Vadivel, V.; Doss, A. & Pugalenthi, M.
Conventional legume seeds have been playing a key role as a source of protein in the diets of both human beings and animals, but their production is not sufficient to meet the increasing protein requirements, particularly in a developing country like India. To meet the inadequate supply of proteins in developing countries, where animal protein is grossly insufficient and also relatively expensive, recent research efforts are being geared towards finding out novel and economic sources of food proteins. Among the various alternative protein sources, the under-utilized legume seeds received more attention, whose protein potential remains under-developed. In this present study, the effect of various common processing methods on the nutritional value, antinutritional compounds, biological value and protein quality of seed materials of a South Indian under-utilized food legume, sword bean (SB) (Canavalia gladiata (Jacq.) DC.) was investigated. The mature raw SB seeds contained 28.39% of protein, 7.84% of lipid, 8.23% of fiber, 5.63% of ash and 49.91% of carbohydrates. The autoclaving treatment was more effective in reducing the maximum levels of various antinutritional compounds such as total free phenolics (91%), tannins (85%), L-Dopa (92%), phytic acid (83%), raffinose (84%), stachyose (66%), verbascose (83%), haemagglutinating activity (88%), trypsin inhibitor activity (75%) and a-amylase inhibitor activity (65%) without affecting the nutritional value of SB seeds when compared to soaking, cooking or roasting treatments. The rats fed with the experimental diet containing autoclaved SB seeds as a protein source exhibited better growth performance such as feed intake (219 g) and body weight gain (58 g). Moreover, the protein quality parameters such as true digestibility, biological value, net protein utilization and utilizable proteins were higher in the experimental diet containing autoclaved SB seeds as a protein ingredient.
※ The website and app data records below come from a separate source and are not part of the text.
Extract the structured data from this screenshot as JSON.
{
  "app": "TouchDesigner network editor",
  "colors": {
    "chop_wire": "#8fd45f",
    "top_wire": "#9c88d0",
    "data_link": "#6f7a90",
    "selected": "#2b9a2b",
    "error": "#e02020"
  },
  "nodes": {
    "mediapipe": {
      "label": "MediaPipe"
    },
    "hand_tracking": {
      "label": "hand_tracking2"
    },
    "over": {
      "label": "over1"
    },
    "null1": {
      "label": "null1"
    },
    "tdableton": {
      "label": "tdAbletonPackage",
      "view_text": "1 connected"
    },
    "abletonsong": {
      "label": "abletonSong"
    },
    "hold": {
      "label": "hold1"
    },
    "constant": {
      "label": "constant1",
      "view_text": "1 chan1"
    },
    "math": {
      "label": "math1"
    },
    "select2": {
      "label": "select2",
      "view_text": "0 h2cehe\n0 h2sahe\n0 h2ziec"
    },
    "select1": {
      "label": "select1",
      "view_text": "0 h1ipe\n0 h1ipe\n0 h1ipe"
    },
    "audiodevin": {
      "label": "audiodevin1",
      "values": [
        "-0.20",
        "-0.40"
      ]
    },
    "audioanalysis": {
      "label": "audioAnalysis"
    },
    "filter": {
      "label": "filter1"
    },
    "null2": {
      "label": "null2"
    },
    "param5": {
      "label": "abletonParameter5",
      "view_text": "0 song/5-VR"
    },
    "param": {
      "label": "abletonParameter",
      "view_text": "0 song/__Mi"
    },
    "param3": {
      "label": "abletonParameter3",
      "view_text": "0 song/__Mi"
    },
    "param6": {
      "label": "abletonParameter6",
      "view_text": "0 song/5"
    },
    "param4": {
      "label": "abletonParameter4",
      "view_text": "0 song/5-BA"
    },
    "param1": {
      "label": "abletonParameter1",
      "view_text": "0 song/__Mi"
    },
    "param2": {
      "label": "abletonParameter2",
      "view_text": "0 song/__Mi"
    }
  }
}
Hence, such autoclaving treatment could be recommended for the utilization of SB seeds as an alternative/additional protein source in the diets of human beings/animals.
Canavalia gladiata, sword bean, protein